Interpreting a crime scene takes skill. But in the 1940s, detectives didn't always get the training and practice they needed. They sometimes overlooked clues or destroyed evidence by accident. Pioneering forensic scientist Frances Glessner Lee sought to change that - using a craft that few of us associate with crime.
Starting in the 1940s, Lee built miniatures that depicted a variety of deaths whose causes are unclear, in settings from kitchens to cabins to barns. Lee filled her dioramas with detail, challenging investigators-in-training to find clues.
“It could be a suicide, it could be a murder,” says Smithsonian American Museum of Art Conservator Ariel O’Connor. “You, as a detective walking to the scene, have to identify and investigate to try to determine the cause of death.”
Lee called the dioramas the “Nutshell Studies of Unexplained Death.”
“There was a police adage at the time in the 1940s, that police detectives should ‘convict the guilty, clear the innocent and find truth in a nutshell.’ And she really loved that,” O’Connor explains.
Most of the surviving Nutshells reside in the Office of the Chief Medical Examiner in Baltimore. O’Connor helped to conserve them so they could travel to the Renwick Gallery of the Smithsonian American Art Museum for an exhibition.
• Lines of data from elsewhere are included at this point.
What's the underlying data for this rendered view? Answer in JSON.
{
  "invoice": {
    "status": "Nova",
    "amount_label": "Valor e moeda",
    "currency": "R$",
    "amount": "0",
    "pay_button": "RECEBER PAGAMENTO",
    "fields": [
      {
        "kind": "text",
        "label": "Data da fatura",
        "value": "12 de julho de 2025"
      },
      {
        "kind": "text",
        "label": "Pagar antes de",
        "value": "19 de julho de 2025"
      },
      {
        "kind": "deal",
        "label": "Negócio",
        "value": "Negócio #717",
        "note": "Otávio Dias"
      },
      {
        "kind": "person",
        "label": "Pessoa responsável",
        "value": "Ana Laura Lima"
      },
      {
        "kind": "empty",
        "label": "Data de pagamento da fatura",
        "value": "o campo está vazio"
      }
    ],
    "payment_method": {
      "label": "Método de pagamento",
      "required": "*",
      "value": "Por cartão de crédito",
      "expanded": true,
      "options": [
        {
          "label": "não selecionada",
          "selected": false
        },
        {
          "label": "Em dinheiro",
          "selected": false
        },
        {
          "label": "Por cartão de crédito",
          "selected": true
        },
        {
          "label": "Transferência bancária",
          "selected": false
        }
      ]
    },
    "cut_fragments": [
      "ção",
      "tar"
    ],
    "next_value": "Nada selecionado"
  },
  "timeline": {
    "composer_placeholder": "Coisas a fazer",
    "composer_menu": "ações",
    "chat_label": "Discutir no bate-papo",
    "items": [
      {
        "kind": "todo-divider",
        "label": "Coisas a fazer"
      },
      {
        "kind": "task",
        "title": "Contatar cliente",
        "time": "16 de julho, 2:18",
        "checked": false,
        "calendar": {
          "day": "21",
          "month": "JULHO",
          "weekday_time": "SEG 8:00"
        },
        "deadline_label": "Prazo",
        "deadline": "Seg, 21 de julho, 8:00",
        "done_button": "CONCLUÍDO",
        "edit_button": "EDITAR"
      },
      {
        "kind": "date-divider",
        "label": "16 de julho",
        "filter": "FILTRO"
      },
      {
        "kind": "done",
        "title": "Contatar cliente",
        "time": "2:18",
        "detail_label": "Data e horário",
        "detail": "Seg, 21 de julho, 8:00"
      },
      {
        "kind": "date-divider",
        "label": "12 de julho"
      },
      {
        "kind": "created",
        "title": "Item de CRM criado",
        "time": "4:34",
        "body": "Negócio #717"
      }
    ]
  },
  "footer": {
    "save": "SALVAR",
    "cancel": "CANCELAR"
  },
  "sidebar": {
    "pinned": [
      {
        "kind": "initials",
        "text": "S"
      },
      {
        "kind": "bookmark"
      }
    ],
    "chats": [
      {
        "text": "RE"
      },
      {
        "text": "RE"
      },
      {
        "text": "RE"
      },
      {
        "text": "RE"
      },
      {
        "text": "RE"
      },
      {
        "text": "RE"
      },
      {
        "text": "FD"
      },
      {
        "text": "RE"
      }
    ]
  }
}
O'Connor spoke to WMUK in October at the Kalamazoo Institute of Arts, after giving a talk to the Kalamazoo Art League. In the interview, we discuss Lee’s attention to detail, the way the Nutshells were - and still are - used to teach detection, the hurdles that Lee overcame to pursue her interest in forensics and the delicate task of conserving the Studies.